**Data for processing:**
BEGIN
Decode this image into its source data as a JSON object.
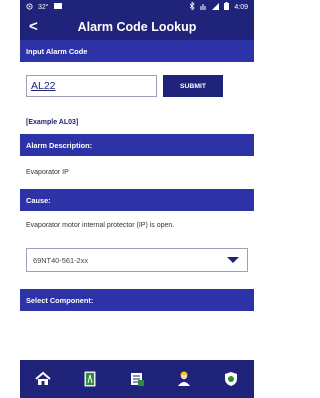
{
  "status_bar": {
    "temperature": "32°",
    "time": "4:09",
    "icons": [
      "wifi-icon",
      "image-icon",
      "bluetooth-icon",
      "signal-icon",
      "battery-icon"
    ]
  },
  "app_bar": {
    "back_symbol": "<",
    "title": "Alarm Code Lookup"
  },
  "input_section": {
    "label": "Input Alarm Code",
    "value": "AL22",
    "submit_label": "SUBMIT",
    "example": "[Example AL03]"
  },
  "description_section": {
    "label": "Alarm Description:",
    "value": "Evaporator IP"
  },
  "cause_section": {
    "label": "Cause:",
    "value": "Evaporator motor internal protector (IP) is open.",
    "model_selected": "69NT40-561-2xx"
  },
  "component_section": {
    "label": "Select Component:"
  },
  "bottom_nav": {
    "items": [
      "home-icon",
      "manual-icon",
      "checklist-icon",
      "technician-icon",
      "shield-icon"
    ]
  },
  "colors": {
    "primary": "#20237a",
    "section": "#2d33a6",
    "background": "#ffffff"
  }
}
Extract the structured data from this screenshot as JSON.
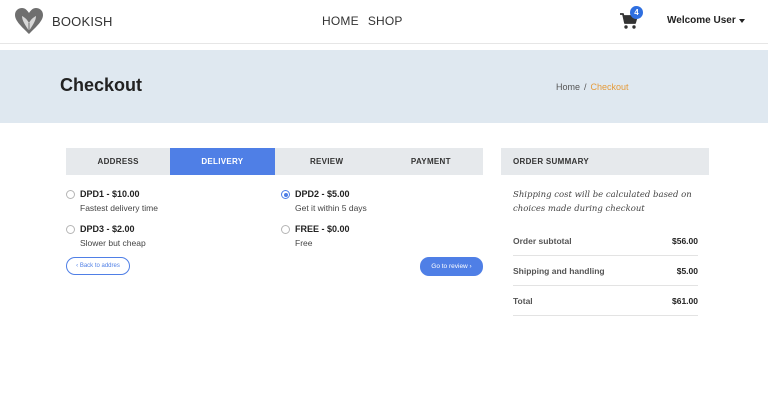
{
  "brand": {
    "name": "BOOKISH",
    "logo_icon": "heart-book-logo"
  },
  "nav": {
    "home": "HOME",
    "shop": "SHOP"
  },
  "cart": {
    "icon": "shopping-cart-icon",
    "count": "4"
  },
  "user": {
    "label": "Welcome User"
  },
  "header": {
    "title": "Checkout",
    "breadcrumb": {
      "home": "Home",
      "sep": "/",
      "current": "Checkout"
    }
  },
  "tabs": [
    {
      "label": "ADDRESS",
      "active": false
    },
    {
      "label": "DELIVERY",
      "active": true
    },
    {
      "label": "REVIEW",
      "active": false
    },
    {
      "label": "PAYMENT",
      "active": false
    }
  ],
  "delivery_options": [
    {
      "title": "DPD1 - $10.00",
      "desc": "Fastest delivery time",
      "selected": false
    },
    {
      "title": "DPD2 - $5.00",
      "desc": "Get it within 5 days",
      "selected": true
    },
    {
      "title": "DPD3 - $2.00",
      "desc": "Slower but cheap",
      "selected": false
    },
    {
      "title": "FREE - $0.00",
      "desc": "Free",
      "selected": false
    }
  ],
  "buttons": {
    "back": "‹ Back to addres",
    "next": "Go to review ›"
  },
  "summary": {
    "heading": "ORDER SUMMARY",
    "note": "Shipping cost will be calculated based on choices made during checkout",
    "rows": [
      {
        "label": "Order subtotal",
        "value": "$56.00"
      },
      {
        "label": "Shipping and handling",
        "value": "$5.00"
      },
      {
        "label": "Total",
        "value": "$61.00"
      }
    ]
  },
  "colors": {
    "accent": "#4f7fe6",
    "breadcrumb_active": "#e59b3a",
    "hero_bg": "#dfe8f0"
  }
}
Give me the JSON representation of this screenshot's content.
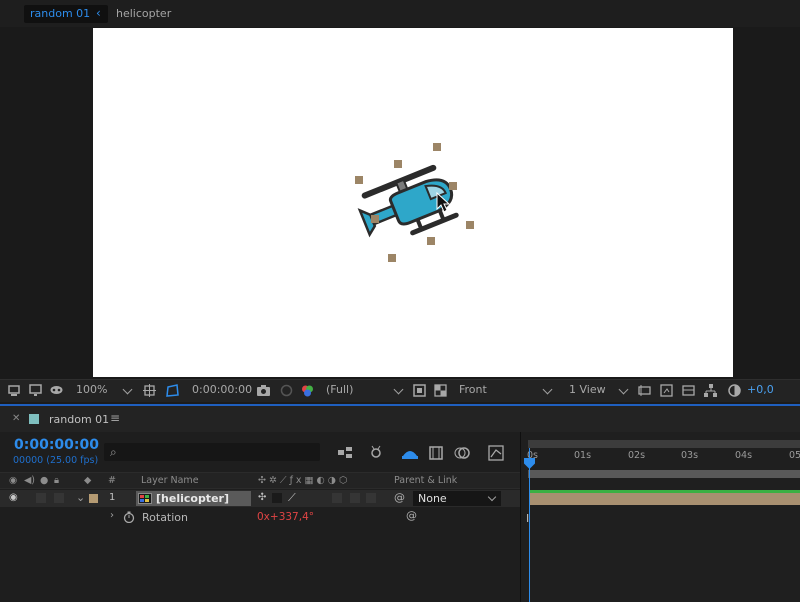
{
  "comp_tabs": {
    "active": "random 01",
    "other": "helicopter"
  },
  "viewer_toolbar": {
    "zoom": "100%",
    "timecode": "0:00:00:00",
    "resolution": "(Full)",
    "view": "Front",
    "views": "1 View",
    "exposure": "+0,0"
  },
  "timeline": {
    "comp_name": "random 01",
    "time": "0:00:00:00",
    "frame_info": "00000 (25.00 fps)",
    "columns": {
      "hash": "#",
      "layer_name": "Layer Name",
      "parent": "Parent & Link"
    },
    "layer": {
      "number": "1",
      "name": "[helicopter]",
      "parent": "None",
      "label_color": "#b59b73"
    },
    "property": {
      "name": "Rotation",
      "value": "0x+337,4°"
    },
    "ruler_ticks": [
      "0s",
      "01s",
      "02s",
      "03s",
      "04s",
      "05"
    ],
    "accent_color": "#2d8ceb"
  }
}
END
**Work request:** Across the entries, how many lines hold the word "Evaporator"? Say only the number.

**Response box:** 2